School leaders on six-figure salaries need to get behaviour policy right
Having taken down the tree and slowly climbed down from the highs of Christmas, it was back to my Sheffield school this week in an attempt to get 2020 off to a roaring start.
Perhaps predictably given it was the run-up to Christmas, there was a dip in behaviour towards the end of December as excitement built up and, quite frankly, teachers were on their knees.
Kids were rowdier in the corridors and there were more distractions in lessons, but the New Year is a time for fresh starts and a chance to make a good impact on teaching.
Sadly, I’ve been shocked and disappointed to see that some of the children have come back in the same frame of mind, meaning that behaviour at the school continues to nose-dive and life is more difficult for everyone.
Chatter with other teachers during December and this opening week has confirmed other schools are also experiencing some increasingly challenging behaviour.
We’re not talking about throwing chairs around and fighting with staff, but are looking at more situations when argumentative and confrontational kids refuse to follow simple rules and disrupt activities in the class.
While the blame for this fall in standards lies chiefly with the kids themselves, there is also a massive need to address school policy because every time a class is disrupted it means the majority of children in there are being let down by teachers and senior management.
A school that does not tackle poor behaviour is a failing school where standards will slip, and it’s the majority of well-intentioned children that are the ones to suffer. It may seem like a patronising generalisation, but getting the school behaviour policy right is not as hard as it might appear, and it should be something dealt with effectively by school leaders on six figure salaries.
There are some secondary schools now operating a silent corridor’ system in which children swap lessons with unquestioned perfect behaviour, and while I think that ‘robotic’ approach is a little extreme and perhaps unhealthy it’s a stark contrast to the rowdy behaviour this week.
It happens because there isn’t enough teacher presence on corridors, it happens because some senior managers are rarely seen patrolling, it most significantly it happens because not all teachers are team players.
Far too many teachers ‘let stuff go’ on corridors when they should be talking to kids and logging it, be it boisterous play, bad language, pushing, poor uniform or football chanting. Letting stuff go daily is akin to letting the school go; if only three out of five teachers are addressing issue on corridors the problem isn’t going to get sorted.
The most ludicrous thing I’ve heard about this week is from a school that has dropped its isolation room for students who disrupt lessons – instead choosing to send in a senior teacher to ‘have a word’ and keep them in. Keeping children in lessons is admirable, but if it affects the learning of the other 29 people then that problem needs to be taken elsewhere.
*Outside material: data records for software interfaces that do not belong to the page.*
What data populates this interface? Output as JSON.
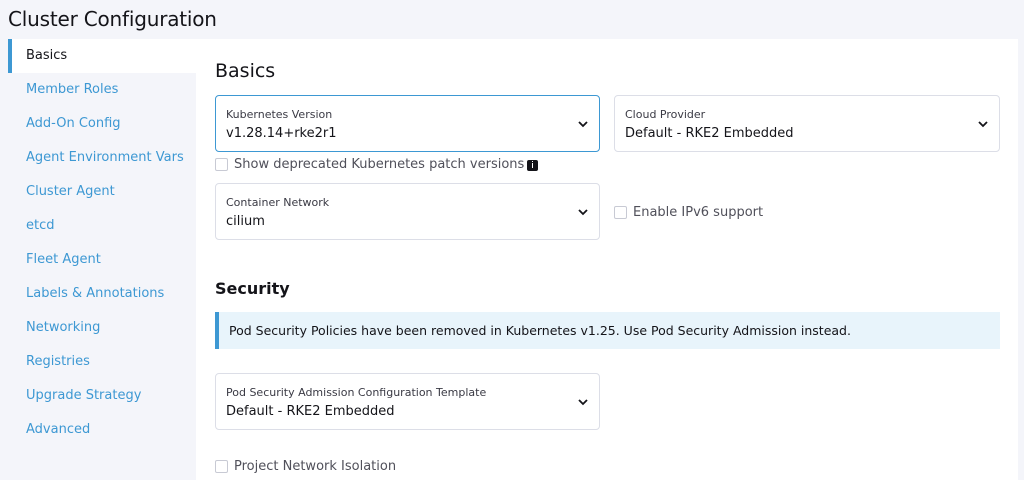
{
  "page_title": "Cluster Configuration",
  "sidebar": {
    "items": [
      {
        "label": "Basics",
        "active": true
      },
      {
        "label": "Member Roles"
      },
      {
        "label": "Add-On Config"
      },
      {
        "label": "Agent Environment Vars"
      },
      {
        "label": "Cluster Agent"
      },
      {
        "label": "etcd"
      },
      {
        "label": "Fleet Agent"
      },
      {
        "label": "Labels & Annotations"
      },
      {
        "label": "Networking"
      },
      {
        "label": "Registries"
      },
      {
        "label": "Upgrade Strategy"
      },
      {
        "label": "Advanced"
      }
    ]
  },
  "basics": {
    "heading": "Basics",
    "kubernetes_version": {
      "label": "Kubernetes Version",
      "value": "v1.28.14+rke2r1"
    },
    "cloud_provider": {
      "label": "Cloud Provider",
      "value": "Default - RKE2 Embedded"
    },
    "show_deprecated": {
      "label": "Show deprecated Kubernetes patch versions",
      "checked": false
    },
    "container_network": {
      "label": "Container Network",
      "value": "cilium"
    },
    "enable_ipv6": {
      "label": "Enable IPv6 support",
      "checked": false
    }
  },
  "security": {
    "heading": "Security",
    "banner": "Pod Security Policies have been removed in Kubernetes v1.25. Use Pod Security Admission instead.",
    "psa_template": {
      "label": "Pod Security Admission Configuration Template",
      "value": "Default - RKE2 Embedded"
    },
    "project_network_isolation": {
      "label": "Project Network Isolation",
      "checked": false
    }
  },
  "colors": {
    "accent": "#3d98d3",
    "banner_bg": "#e8f4fb",
    "sidebar_bg": "#f4f5fa"
  }
}
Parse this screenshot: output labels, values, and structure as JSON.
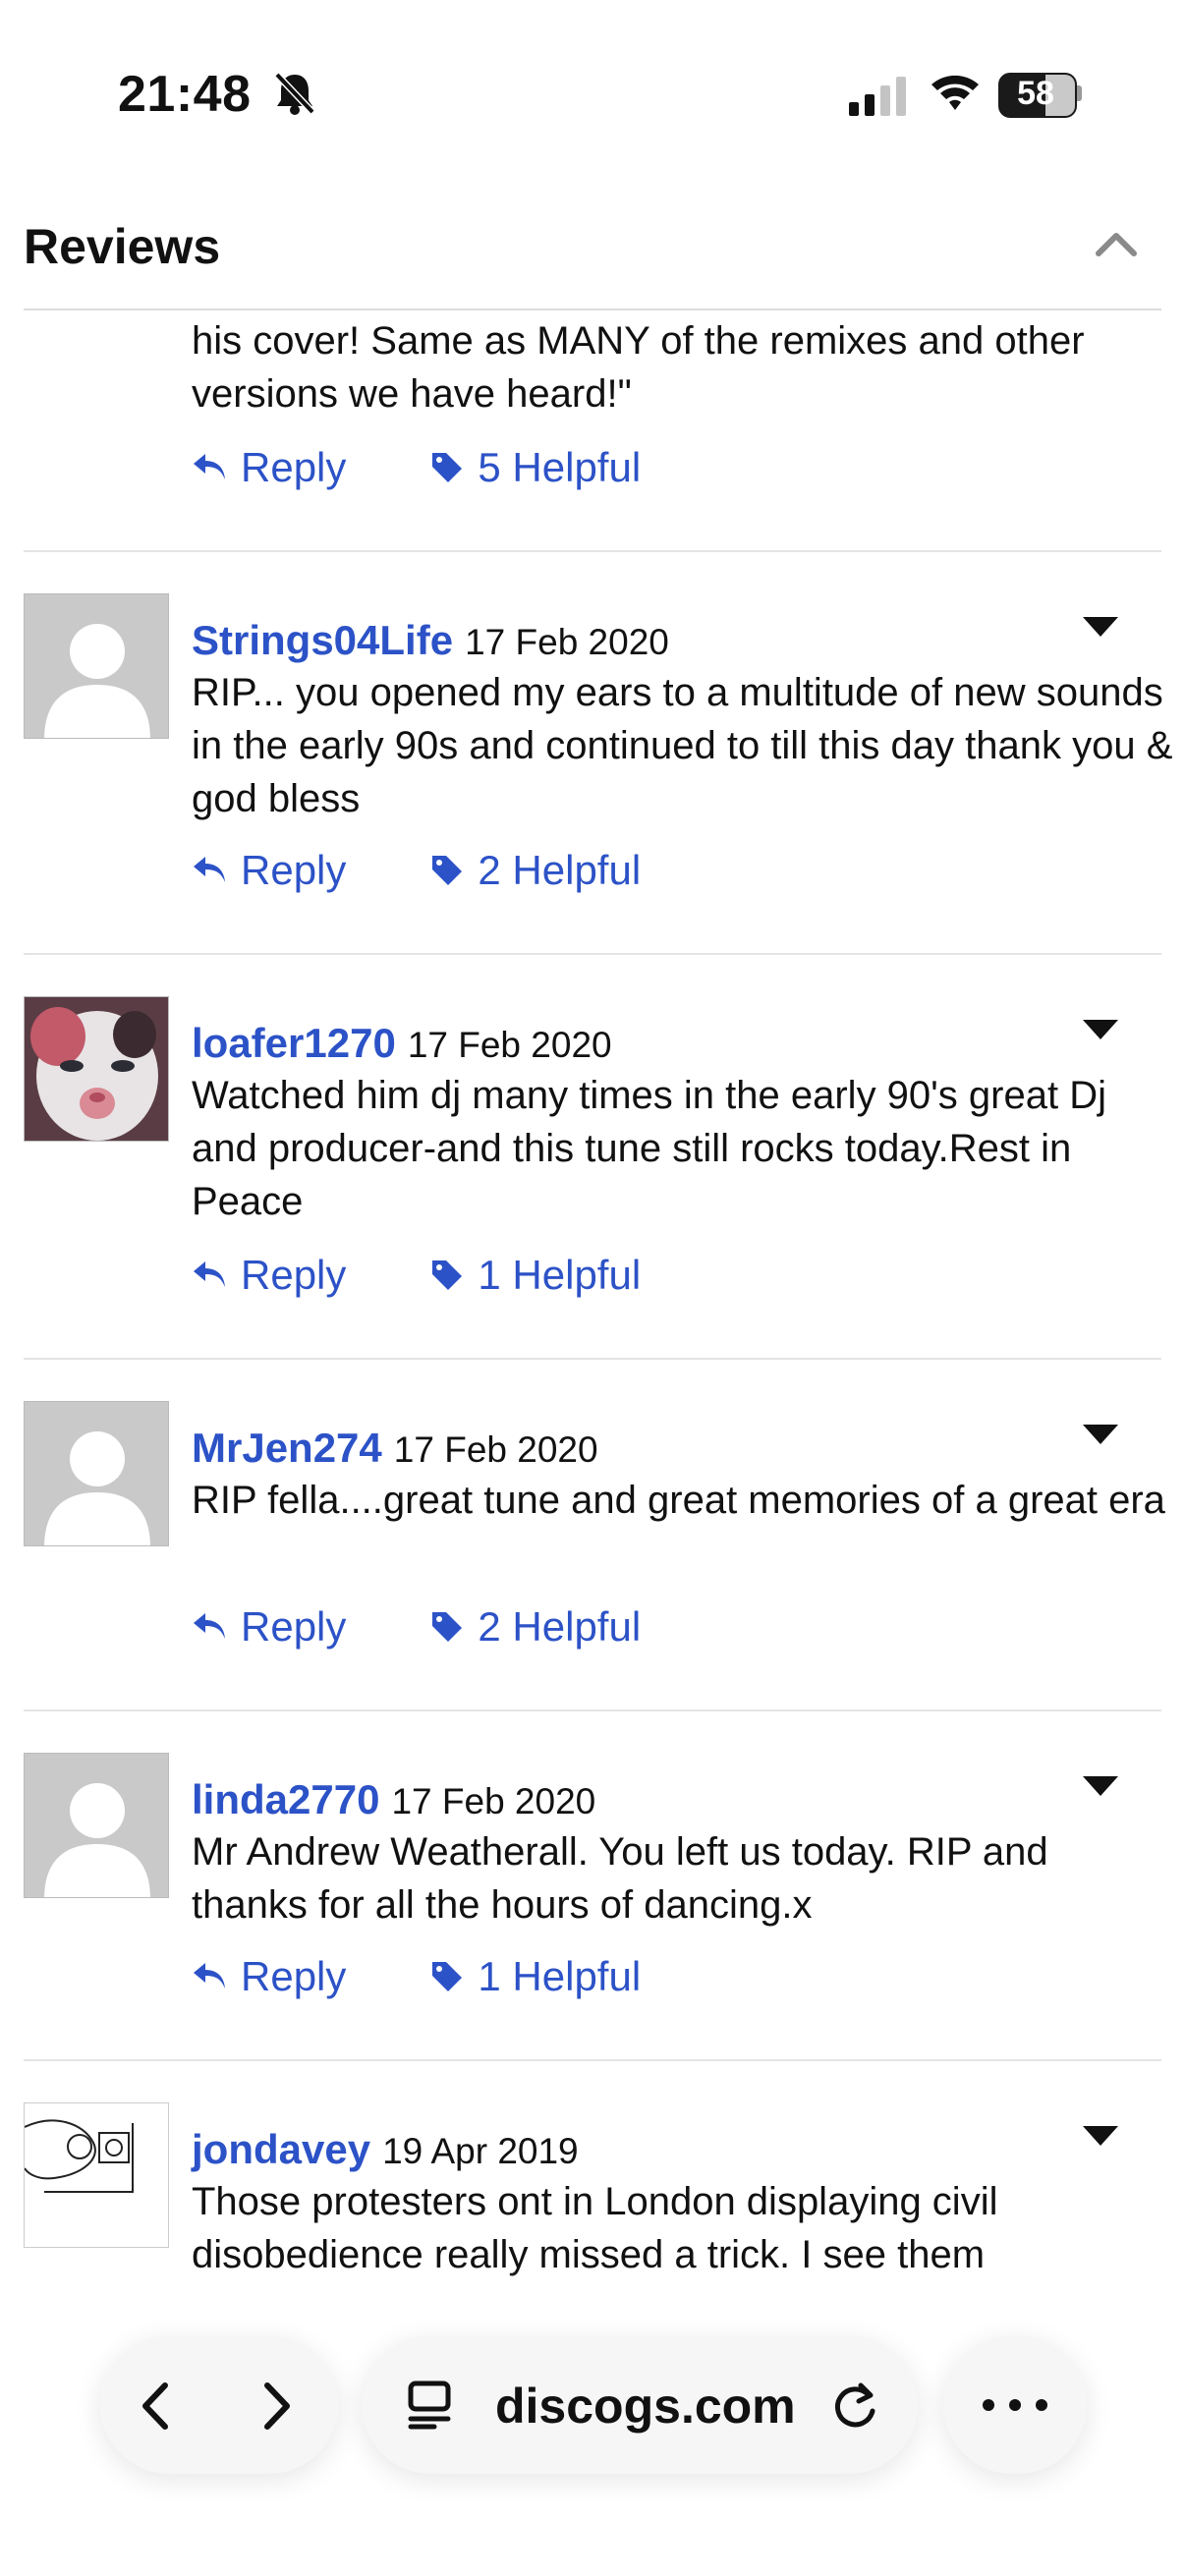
{
  "status_bar": {
    "time": "21:48",
    "battery": "58"
  },
  "header": {
    "title": "Reviews"
  },
  "top_fragment": {
    "text": "his cover! Same as MANY of the remixes and other versions we have heard!\"",
    "reply_label": "Reply",
    "helpful_label": "5 Helpful"
  },
  "reviews": [
    {
      "user": "Strings04Life",
      "date": "17 Feb 2020",
      "text": "RIP... you opened my ears to a multitude of new sounds in the early 90s and continued to till this day thank you & god bless",
      "reply_label": "Reply",
      "helpful_label": "2 Helpful"
    },
    {
      "user": "loafer1270",
      "date": "17 Feb 2020",
      "text": "Watched him dj many times in the early 90's great Dj and producer-and this tune still rocks today.Rest in Peace",
      "reply_label": "Reply",
      "helpful_label": "1 Helpful"
    },
    {
      "user": "MrJen274",
      "date": "17 Feb 2020",
      "text": "RIP fella....great tune and great memories of a great era",
      "reply_label": "Reply",
      "helpful_label": "2 Helpful"
    },
    {
      "user": "linda2770",
      "date": "17 Feb 2020",
      "text": "Mr Andrew Weatherall. You left us today. RIP and thanks for all the hours of dancing.x",
      "reply_label": "Reply",
      "helpful_label": "1 Helpful"
    },
    {
      "user": "jondavey",
      "date": "19 Apr 2019",
      "text": "Those protesters ont in London displaying civil disobedience really missed a trick. I see them"
    }
  ],
  "browser_bar": {
    "url": "discogs.com"
  },
  "colors": {
    "link": "#2c52c7",
    "divider": "#e4e4e4",
    "avatar_placeholder": "#c9c9c9"
  }
}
Adopting a ‘softly, softly’ approach on poor behaviour will lead to a dramatic fall in standards, as the school will learn and then reverse the policy.
Apparently, the reason for doing it is because kids ‘wanted’ to go to isolation, but if you bundle every isolation incident with an after-school detention then perhaps the isolation room wouldn’t be viewed as a haven.
Meanwhile, ill-judged reward programmes in some Sheffield schools increasingly overlook those children who are putting in good work every day and instead shower poorly behaved students for making slight increases.
Yes, it’s right to motivate all students, but I’ve noticed a real anger amongst some traditionally ‘good’ children who see their consistently positive approach taken for granted while others are showered in pizzas and visits because they have not been sent out of lessons for a week. If 2020 got off to a bad start in your school, let’s hope the issues are quickly ironed out.